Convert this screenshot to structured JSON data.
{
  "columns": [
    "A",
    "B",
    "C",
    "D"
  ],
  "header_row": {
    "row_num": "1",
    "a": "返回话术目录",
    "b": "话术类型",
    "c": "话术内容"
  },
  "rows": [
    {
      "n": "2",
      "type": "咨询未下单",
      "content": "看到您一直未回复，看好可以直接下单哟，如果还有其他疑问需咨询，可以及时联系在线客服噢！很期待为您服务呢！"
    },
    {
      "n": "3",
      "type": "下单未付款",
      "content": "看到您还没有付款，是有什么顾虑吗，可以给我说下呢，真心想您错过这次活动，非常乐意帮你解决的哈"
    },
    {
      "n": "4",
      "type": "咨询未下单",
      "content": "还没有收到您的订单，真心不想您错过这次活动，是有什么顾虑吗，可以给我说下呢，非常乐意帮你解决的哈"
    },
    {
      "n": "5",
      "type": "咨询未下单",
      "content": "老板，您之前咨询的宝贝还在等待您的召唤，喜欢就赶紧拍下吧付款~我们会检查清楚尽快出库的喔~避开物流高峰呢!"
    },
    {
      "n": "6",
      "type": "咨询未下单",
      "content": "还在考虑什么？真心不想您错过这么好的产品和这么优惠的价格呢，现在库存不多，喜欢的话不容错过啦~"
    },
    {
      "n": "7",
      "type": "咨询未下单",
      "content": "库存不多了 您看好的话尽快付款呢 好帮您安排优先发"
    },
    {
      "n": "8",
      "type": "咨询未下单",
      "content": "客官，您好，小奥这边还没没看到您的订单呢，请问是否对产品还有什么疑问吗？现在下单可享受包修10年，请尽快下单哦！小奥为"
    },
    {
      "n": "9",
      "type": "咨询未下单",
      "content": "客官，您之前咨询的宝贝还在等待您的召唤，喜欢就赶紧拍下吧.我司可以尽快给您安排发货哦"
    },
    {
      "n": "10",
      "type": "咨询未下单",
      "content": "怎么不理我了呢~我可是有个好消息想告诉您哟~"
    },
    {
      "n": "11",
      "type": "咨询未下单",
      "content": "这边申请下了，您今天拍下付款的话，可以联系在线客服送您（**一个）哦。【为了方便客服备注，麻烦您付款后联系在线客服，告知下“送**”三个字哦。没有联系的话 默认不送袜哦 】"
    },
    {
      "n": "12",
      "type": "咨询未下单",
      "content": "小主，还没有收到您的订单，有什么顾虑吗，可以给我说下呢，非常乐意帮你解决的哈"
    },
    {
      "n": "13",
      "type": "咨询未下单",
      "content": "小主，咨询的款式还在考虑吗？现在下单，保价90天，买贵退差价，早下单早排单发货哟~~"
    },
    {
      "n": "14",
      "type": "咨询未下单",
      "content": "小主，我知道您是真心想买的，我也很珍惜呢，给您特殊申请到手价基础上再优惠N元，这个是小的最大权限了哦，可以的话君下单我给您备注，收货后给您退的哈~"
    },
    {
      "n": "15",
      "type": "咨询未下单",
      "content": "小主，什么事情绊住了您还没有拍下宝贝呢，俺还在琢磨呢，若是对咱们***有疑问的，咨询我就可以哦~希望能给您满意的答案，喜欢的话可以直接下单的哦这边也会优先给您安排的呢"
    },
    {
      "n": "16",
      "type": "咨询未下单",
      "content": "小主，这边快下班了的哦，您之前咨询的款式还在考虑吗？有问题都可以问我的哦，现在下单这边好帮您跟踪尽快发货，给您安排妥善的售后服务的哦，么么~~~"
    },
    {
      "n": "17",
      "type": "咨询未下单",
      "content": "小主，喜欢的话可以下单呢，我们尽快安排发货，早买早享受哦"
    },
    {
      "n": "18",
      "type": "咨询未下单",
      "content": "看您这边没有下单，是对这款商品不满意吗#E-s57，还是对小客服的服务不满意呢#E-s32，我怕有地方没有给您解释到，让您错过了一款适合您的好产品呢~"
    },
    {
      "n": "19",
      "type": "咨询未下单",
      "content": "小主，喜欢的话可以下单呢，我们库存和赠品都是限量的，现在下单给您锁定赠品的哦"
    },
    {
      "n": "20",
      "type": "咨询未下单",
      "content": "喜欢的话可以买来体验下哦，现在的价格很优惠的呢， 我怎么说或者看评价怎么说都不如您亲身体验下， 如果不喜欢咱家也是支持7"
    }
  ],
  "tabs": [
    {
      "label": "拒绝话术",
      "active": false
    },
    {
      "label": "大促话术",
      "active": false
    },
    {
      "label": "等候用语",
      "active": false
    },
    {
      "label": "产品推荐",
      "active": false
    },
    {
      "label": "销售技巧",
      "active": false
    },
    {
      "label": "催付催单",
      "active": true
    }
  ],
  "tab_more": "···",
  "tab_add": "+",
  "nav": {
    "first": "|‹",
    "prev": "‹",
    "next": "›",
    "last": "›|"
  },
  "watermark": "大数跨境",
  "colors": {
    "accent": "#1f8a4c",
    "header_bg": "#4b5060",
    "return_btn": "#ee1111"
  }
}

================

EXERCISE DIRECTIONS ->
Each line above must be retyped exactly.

RESPONSE TO THE TASK ->
Convert this screenshot to structured JSON data.
{
  "columns": [
    "A",
    "B",
    "C",
    "D"
  ],
  "header_row": {
    "row_num": "1",
    "a": "返回话术目录",
    "b": "话术类型",
    "c": "话术内容"
  },
  "rows": [
    {
      "n": "2",
      "type": "咨询未下单",
      "content": "看到您一直未回复，看好可以直接下单哟，如果还有其他疑问需咨询，可以及时联系在线客服噢！很期待为您服务呢！"
    },
    {
      "n": "3",
      "type": "下单未付款",
      "content": "看到您还没有付款，是有什么顾虑吗，可以给我说下呢，真心想您错过这次活动，非常乐意帮你解决的哈"
    },
    {
      "n": "4",
      "type": "咨询未下单",
      "content": "还没有收到您的订单，真心不想您错过这次活动，是有什么顾虑吗，可以给我说下呢，非常乐意帮你解决的哈"
    },
    {
      "n": "5",
      "type": "咨询未下单",
      "content": "老板，您之前咨询的宝贝还在等待您的召唤，喜欢就赶紧拍下吧付款~我们会检查清楚尽快出库的喔~避开物流高峰呢!"
    },
    {
      "n": "6",
      "type": "咨询未下单",
      "content": "还在考虑什么？真心不想您错过这么好的产品和这么优惠的价格呢，现在库存不多，喜欢的话不容错过啦~"
    },
    {
      "n": "7",
      "type": "咨询未下单",
      "content": "库存不多了 您看好的话尽快付款呢 好帮您安排优先发"
    },
    {
      "n": "8",
      "type": "咨询未下单",
      "content": "客官，您好，小奥这边还没没看到您的订单呢，请问是否对产品还有什么疑问吗？现在下单可享受包修10年，请尽快下单哦！小奥为"
    },
    {
      "n": "9",
      "type": "咨询未下单",
      "content": "客官，您之前咨询的宝贝还在等待您的召唤，喜欢就赶紧拍下吧.我司可以尽快给您安排发货哦"
    },
    {
      "n": "10",
      "type": "咨询未下单",
      "content": "怎么不理我了呢~我可是有个好消息想告诉您哟~"
    },
    {
      "n": "11",
      "type": "咨询未下单",
      "content": "这边申请下了，您今天拍下付款的话，可以联系在线客服送您（**一个）哦。【为了方便客服备注，麻烦您付款后联系在线客服，告知下“送**”三个字哦。没有联系的话 默认不送袜哦 】"
    },
    {
      "n": "12",
      "type": "咨询未下单",
      "content": "小主，还没有收到您的订单，有什么顾虑吗，可以给我说下呢，非常乐意帮你解决的哈"
    },
    {
      "n": "13",
      "type": "咨询未下单",
      "content": "小主，咨询的款式还在考虑吗？现在下单，保价90天，买贵退差价，早下单早排单发货哟~~"
    },
    {
      "n": "14",
      "type": "咨询未下单",
      "content": "小主，我知道您是真心想买的，我也很珍惜呢，给您特殊申请到手价基础上再优惠N元，这个是小的最大权限了哦，可以的话君下单我给您备注，收货后给您退的哈~"
    },
    {
      "n": "15",
      "type": "咨询未下单",
      "content": "小主，什么事情绊住了您还没有拍下宝贝呢，俺还在琢磨呢，若是对咱们***有疑问的，咨询我就可以哦~希望能给您满意的答案，喜欢的话可以直接下单的哦这边也会优先给您安排的呢"
    },
    {
      "n": "16",
      "type": "咨询未下单",
      "content": "小主，这边快下班了的哦，您之前咨询的款式还在考虑吗？有问题都可以问我的哦，现在下单这边好帮您跟踪尽快发货，给您安排妥善的售后服务的哦，么么~~~"
    },
    {
      "n": "17",
      "type": "咨询未下单",
      "content": "小主，喜欢的话可以下单呢，我们尽快安排发货，早买早享受哦"
    },
    {
      "n": "18",
      "type": "咨询未下单",
      "content": "看您这边没有下单，是对这款商品不满意吗#E-s57，还是对小客服的服务不满意呢#E-s32，我怕有地方没有给您解释到，让您错过了一款适合您的好产品呢~"
    },
    {
      "n": "19",
      "type": "咨询未下单",
      "content": "小主，喜欢的话可以下单呢，我们库存和赠品都是限量的，现在下单给您锁定赠品的哦"
    },
    {
      "n": "20",
      "type": "咨询未下单",
      "content": "喜欢的话可以买来体验下哦，现在的价格很优惠的呢， 我怎么说或者看评价怎么说都不如您亲身体验下， 如果不喜欢咱家也是支持7"
    }
  ],
  "tabs": [
    {
      "label": "拒绝话术",
      "active": false
    },
    {
      "label": "大促话术",
      "active": false
    },
    {
      "label": "等候用语",
      "active": false
    },
    {
      "label": "产品推荐",
      "active": false
    },
    {
      "label": "销售技巧",
      "active": false
    },
    {
      "label": "催付催单",
      "active": true
    }
  ],
  "tab_more": "···",
  "tab_add": "+",
  "nav": {
    "first": "|‹",
    "prev": "‹",
    "next": "›",
    "last": "›|"
  },
  "watermark": "大数跨境",
  "colors": {
    "accent": "#1f8a4c",
    "header_bg": "#4b5060",
    "return_btn": "#ee1111"
  }
}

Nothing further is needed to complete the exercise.